…Nor can it play the piano. Stella likes the Virtuoso Piano app, but for some reason she got very frustrated when her fake slice of cheese (made out of felt) did not produce sound. At least, that’s what I *think* she was getting frustrated with. After all, her various cries have become a language of their own, which makes me her master interpreter.

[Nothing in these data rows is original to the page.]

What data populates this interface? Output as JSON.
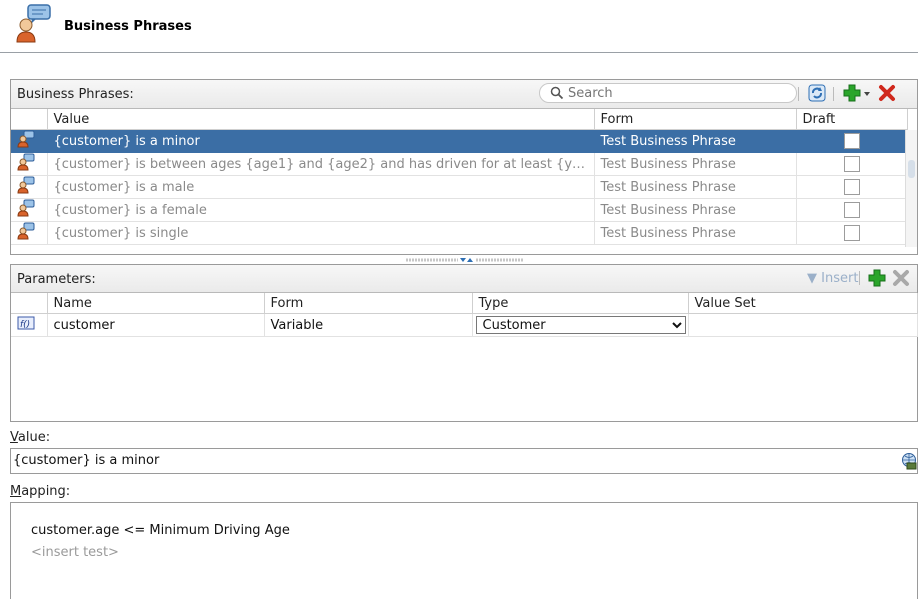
{
  "header": {
    "title": "Business Phrases",
    "icon": "business-phrase-person-icon"
  },
  "phrases_panel": {
    "title": "Business Phrases:",
    "search_placeholder": "Search",
    "toolbar_icons": [
      "refresh-icon",
      "add-icon",
      "dropdown-arrow-icon",
      "delete-icon"
    ],
    "columns": [
      "Value",
      "Form",
      "Draft"
    ],
    "rows": [
      {
        "value": "{customer} is a minor",
        "form": "Test Business Phrase",
        "draft": false,
        "selected": true
      },
      {
        "value": "{customer} is between ages {age1} and {age2} and has driven for at least {ye...",
        "form": "Test Business Phrase",
        "draft": false,
        "selected": false
      },
      {
        "value": "{customer} is a male",
        "form": "Test Business Phrase",
        "draft": false,
        "selected": false
      },
      {
        "value": "{customer} is a female",
        "form": "Test Business Phrase",
        "draft": false,
        "selected": false
      },
      {
        "value": "{customer} is single",
        "form": "Test Business Phrase",
        "draft": false,
        "selected": false
      }
    ]
  },
  "parameters_panel": {
    "title": "Parameters:",
    "insert_label": "Insert",
    "columns": [
      "Name",
      "Form",
      "Type",
      "Value Set"
    ],
    "rows": [
      {
        "name": "customer",
        "form": "Variable",
        "type": "Customer",
        "value_set": ""
      }
    ]
  },
  "value_section": {
    "label_underlined": "V",
    "label_rest": "alue:",
    "value": "{customer} is a minor"
  },
  "mapping_section": {
    "label_underlined": "M",
    "label_rest": "apping:",
    "expression": "customer.age  <=  Minimum Driving Age",
    "placeholder": "<insert test>"
  },
  "colors": {
    "selection": "#3b6ea5",
    "add_green": "#2aa52a",
    "delete_red": "#d0281c"
  }
}
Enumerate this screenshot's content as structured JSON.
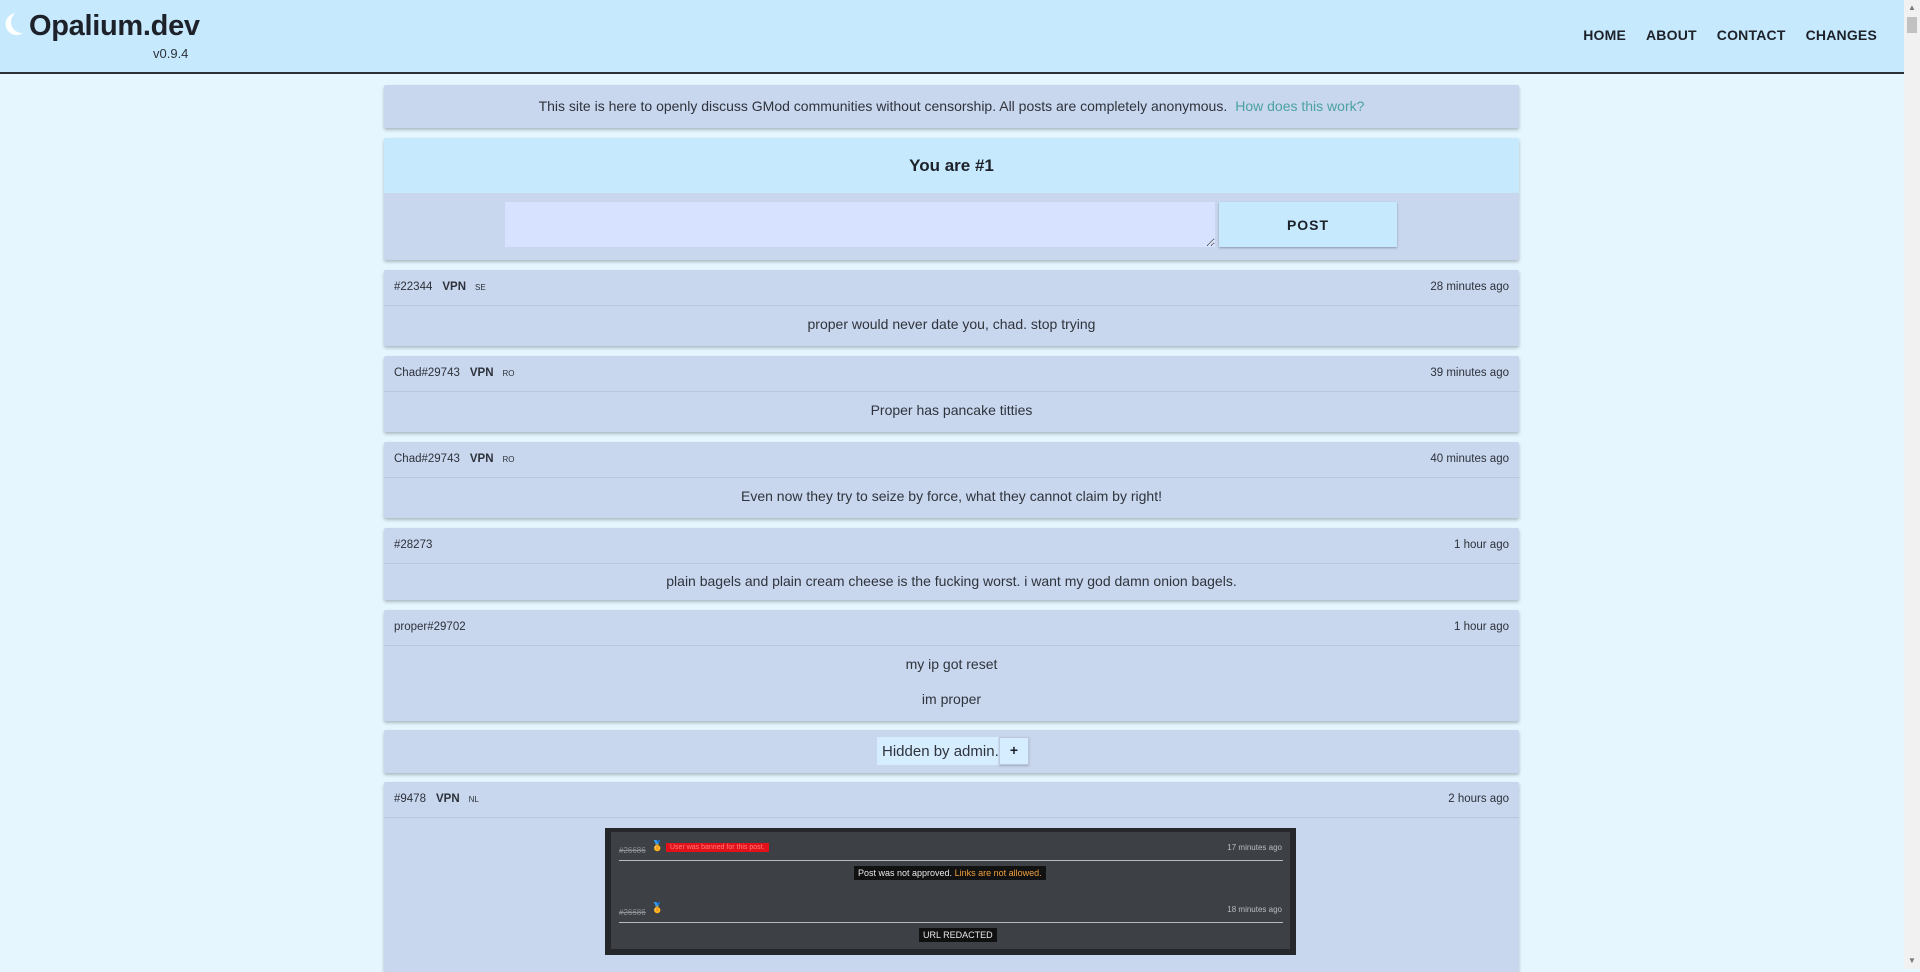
{
  "brand": {
    "name": "Opalium.dev",
    "version": "v0.9.4"
  },
  "nav": [
    "HOME",
    "ABOUT",
    "CONTACT",
    "CHANGES"
  ],
  "notice": {
    "text": "This site is here to openly discuss GMod communities without censorship. All posts are completely anonymous.",
    "link": "How does this work?"
  },
  "composer": {
    "title": "You are #1",
    "post_label": "POST",
    "placeholder": ""
  },
  "posts": [
    {
      "author": "#22344",
      "vpn": "VPN",
      "country": "SE",
      "time": "28 minutes ago",
      "lines": [
        "proper would never date you, chad. stop trying"
      ]
    },
    {
      "author": "Chad#29743",
      "vpn": "VPN",
      "country": "RO",
      "time": "39 minutes ago",
      "lines": [
        "Proper has pancake titties"
      ]
    },
    {
      "author": "Chad#29743",
      "vpn": "VPN",
      "country": "RO",
      "time": "40 minutes ago",
      "lines": [
        "Even now they try to seize by force, what they cannot claim by right!"
      ]
    },
    {
      "author": "#28273",
      "vpn": "",
      "country": "",
      "time": "1 hour ago",
      "lines": [
        "plain bagels and plain cream cheese is the fucking worst. i want my god damn onion bagels."
      ]
    },
    {
      "author": "proper#29702",
      "vpn": "",
      "country": "",
      "time": "1 hour ago",
      "lines": [
        "my ip got reset",
        "im proper"
      ]
    }
  ],
  "hidden": {
    "label": "Hidden by admin.",
    "expand": "+"
  },
  "image_post": {
    "author": "#9478",
    "vpn": "VPN",
    "country": "NL",
    "time": "2 hours ago",
    "screenshot": {
      "row1": {
        "user": "#26686",
        "ban": "User was banned for this post.",
        "time": "17 minutes ago",
        "message": "Post was not approved.",
        "reason": "Links are not allowed."
      },
      "row2": {
        "user": "#26686",
        "time": "18 minutes ago",
        "message": "URL REDACTED"
      }
    }
  },
  "icons": {
    "logo": "moon-icon",
    "medal": "medal-icon",
    "scroll_up": "triangle-up-icon",
    "scroll_down": "triangle-down-icon"
  }
}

A subtle change inflection can mean the difference between “I’m hungry,” “I’m angry,” “I’m angry because I’m hungry,” and in rare cases, “I’m hungry because I’m angry!” Now that I’ve experienced it from both sides, I’ve come to better appreciate the delicate patience required for this primal communication!

As for the title of this post, I had the chance to reference The State, and I took it—primarily because I hope to make 50% of my readership smile from the line.*

*I know for sure that two of you read this, and one of you is Sara!